Austria and Jordan remain on four, with stringent dependency requirements for the eligibility of certain family members to be included in an application. Cambodia remains at the bottom of the standings as it only allows the applicant’s spouse and children under 18 to be included in an application.
CERTAINTY OF PRODUCT RANKINGS
As the only country to attain a score of 10 for this year’s CBI Index, St Kitts and Nevis’ performance reflects a boldness of action in response to the recent unprecedented international pressure imposed on all Caribbean Citizenship by Investment programmes.
Occupying joint second position with seven points are Grenada, Turkey, and Dominica. With Grenada’s Citizenship by Investment programme now active over a decade and showing steadily rising application volumes, the country has increased its score by one point through a stronger performance in ‘Longevity’ and ‘Popularity and Renown.’ While Dominica has taken steps to improve investor vetting through, for example, the enhanced due diligence requirements imposed on particular jurisdictions, the absence hitherto of additional changes as undertaken by St Kitts and the recent loss of visa-free travel to the UK has impacted its performance under ‘Reputation’ and ‘Adaptability’. Turkey’s efforts to stabilise its programme by increasing minimum investment thresholds have been validated by consistently high application volumes, and combined with the ending of political pressure on the Citizenship by Investment programme, have seen its ‘Reputation’ and ‘Adaptability’ scores increase.
Ranking third are Saint Lucia and Antigua and Barbuda, with neither Caribbean country able to match its previous score. Despite Saint Lucia introducing measures to step up its due diligence framework, ongoing issues around illegal discounting suggests that more needs to adapt to the realities of a tighter regulatory environment as quickly as possible.

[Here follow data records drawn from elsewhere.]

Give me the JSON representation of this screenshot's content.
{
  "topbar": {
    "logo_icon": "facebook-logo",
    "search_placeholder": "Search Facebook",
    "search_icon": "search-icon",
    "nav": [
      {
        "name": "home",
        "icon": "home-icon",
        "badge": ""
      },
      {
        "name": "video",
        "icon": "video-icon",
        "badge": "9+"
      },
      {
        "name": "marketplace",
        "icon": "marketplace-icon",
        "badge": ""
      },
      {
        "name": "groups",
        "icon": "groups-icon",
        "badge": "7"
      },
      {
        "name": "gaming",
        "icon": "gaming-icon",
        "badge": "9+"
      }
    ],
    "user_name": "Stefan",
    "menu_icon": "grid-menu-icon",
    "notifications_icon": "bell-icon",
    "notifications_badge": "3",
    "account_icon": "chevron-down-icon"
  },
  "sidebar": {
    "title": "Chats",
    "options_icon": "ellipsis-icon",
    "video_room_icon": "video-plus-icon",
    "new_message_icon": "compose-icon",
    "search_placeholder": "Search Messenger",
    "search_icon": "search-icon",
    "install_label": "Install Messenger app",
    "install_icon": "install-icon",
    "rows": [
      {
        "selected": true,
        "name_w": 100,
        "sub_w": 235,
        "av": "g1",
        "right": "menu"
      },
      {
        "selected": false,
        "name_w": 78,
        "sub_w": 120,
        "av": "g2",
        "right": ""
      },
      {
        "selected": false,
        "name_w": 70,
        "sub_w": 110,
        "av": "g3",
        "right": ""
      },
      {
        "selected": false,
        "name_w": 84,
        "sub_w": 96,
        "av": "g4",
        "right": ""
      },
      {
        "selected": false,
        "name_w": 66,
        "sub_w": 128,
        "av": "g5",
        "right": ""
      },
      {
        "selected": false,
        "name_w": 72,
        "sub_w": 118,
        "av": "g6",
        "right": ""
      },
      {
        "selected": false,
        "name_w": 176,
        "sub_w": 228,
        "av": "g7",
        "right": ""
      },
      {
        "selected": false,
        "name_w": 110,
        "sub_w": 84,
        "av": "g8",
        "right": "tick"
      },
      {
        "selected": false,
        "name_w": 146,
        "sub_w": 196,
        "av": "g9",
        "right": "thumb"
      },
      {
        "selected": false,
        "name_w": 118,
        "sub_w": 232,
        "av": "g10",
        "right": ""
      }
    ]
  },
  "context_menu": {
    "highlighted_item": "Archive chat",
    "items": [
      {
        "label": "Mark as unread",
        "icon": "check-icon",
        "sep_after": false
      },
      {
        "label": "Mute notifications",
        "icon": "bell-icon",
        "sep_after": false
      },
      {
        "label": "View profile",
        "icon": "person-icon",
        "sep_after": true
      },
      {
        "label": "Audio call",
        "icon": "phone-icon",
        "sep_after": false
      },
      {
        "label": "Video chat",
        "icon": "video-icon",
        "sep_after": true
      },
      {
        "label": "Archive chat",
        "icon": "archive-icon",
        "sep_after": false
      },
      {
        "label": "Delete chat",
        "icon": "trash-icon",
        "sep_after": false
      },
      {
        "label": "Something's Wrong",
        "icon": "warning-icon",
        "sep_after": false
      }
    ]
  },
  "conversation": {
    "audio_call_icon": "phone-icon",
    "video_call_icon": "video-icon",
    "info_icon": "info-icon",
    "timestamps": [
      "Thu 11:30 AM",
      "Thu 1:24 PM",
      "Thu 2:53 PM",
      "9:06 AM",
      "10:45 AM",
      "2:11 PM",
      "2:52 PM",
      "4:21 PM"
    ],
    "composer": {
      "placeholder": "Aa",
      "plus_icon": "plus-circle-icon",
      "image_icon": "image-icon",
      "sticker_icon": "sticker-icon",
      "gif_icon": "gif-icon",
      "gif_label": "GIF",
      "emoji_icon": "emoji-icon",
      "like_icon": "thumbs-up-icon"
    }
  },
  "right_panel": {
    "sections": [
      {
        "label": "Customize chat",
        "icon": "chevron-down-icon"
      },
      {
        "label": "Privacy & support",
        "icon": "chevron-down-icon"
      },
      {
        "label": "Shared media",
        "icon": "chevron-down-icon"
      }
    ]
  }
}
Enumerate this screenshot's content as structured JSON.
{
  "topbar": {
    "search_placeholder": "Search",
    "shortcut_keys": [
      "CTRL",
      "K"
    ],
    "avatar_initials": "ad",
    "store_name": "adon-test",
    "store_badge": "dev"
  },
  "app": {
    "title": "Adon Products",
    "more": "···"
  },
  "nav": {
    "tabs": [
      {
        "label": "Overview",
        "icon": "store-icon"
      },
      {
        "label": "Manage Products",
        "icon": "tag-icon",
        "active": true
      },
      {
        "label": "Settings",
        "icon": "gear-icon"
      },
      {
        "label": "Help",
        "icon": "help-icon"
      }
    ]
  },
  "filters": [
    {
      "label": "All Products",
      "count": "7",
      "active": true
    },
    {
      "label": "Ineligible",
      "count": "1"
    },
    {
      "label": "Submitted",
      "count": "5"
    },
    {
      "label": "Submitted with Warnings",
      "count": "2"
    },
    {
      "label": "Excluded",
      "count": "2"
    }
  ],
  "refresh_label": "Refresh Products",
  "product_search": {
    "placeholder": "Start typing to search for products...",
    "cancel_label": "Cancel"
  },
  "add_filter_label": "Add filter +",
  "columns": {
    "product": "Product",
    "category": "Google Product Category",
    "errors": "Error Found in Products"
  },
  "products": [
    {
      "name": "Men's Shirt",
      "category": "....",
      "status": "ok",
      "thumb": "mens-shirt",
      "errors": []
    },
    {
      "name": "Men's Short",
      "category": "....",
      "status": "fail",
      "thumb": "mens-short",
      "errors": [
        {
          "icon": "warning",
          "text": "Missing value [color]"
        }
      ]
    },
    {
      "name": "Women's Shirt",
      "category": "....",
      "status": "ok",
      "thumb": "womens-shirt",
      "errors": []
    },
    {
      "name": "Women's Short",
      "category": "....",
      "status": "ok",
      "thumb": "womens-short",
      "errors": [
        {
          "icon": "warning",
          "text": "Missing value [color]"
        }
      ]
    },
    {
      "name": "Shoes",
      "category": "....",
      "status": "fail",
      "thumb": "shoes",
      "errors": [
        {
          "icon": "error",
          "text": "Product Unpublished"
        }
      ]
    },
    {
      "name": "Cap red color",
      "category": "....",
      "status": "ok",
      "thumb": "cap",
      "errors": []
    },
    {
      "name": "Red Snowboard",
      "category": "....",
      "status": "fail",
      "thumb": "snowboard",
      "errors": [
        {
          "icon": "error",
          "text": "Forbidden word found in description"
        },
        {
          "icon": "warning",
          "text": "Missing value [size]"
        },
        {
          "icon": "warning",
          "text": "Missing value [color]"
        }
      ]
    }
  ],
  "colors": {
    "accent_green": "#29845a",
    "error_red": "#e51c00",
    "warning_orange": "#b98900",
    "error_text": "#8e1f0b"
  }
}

The six Citizenship by Investment jurisdictions of Malta, Cambodia, Jordan, Austria, Egypt, and Vanuatu, round out the rankings in fourth position all with a score of four points. Despite Malta’s efforts to stay out of the EC’s regulatory crosshairs with the introduction of the ‘MEIN’ (Maltese Exceptional Investor Naturalisation) back in 2020, the programme has yet to return to its prior popularity or reputation.
Cambodia’s score remains unchanged as the programme has seen no significant changes and remains relatively unknown despite having been in existence since 2013. Now in existence since 2018, Jordan benefits from an improved ‘Longevity’ score in 2023. However, a relatively low number of approvals since its inception and the cap of 500 passports annually still weigh on its overall score.
Austria’s score remains unchanged, as, while not explicitly targeted in the EU Parliament’s criticisms, will be directly affected by any legislative changes implemented on CBI programmes in EU Member states.
Despite a stable number of applications, Egypt retains its score of four points owing to an overall lack of changes to its programme to attract new investors or to adapt to the industry’s rapidly evolving compliance requirements.
Though Vanuatu’s programme remains in s state of flux due to the looming threat of a full suspension of the country from the Schengen area’s visa-free agreement, the current efforts being made to stabilise the programme through improved due diligence requirements in conjunction with economic diversification initiatives have muted prior calls to end the programme.
|Antigua & Barbuda||6|
|St Kitts & Nevis||10|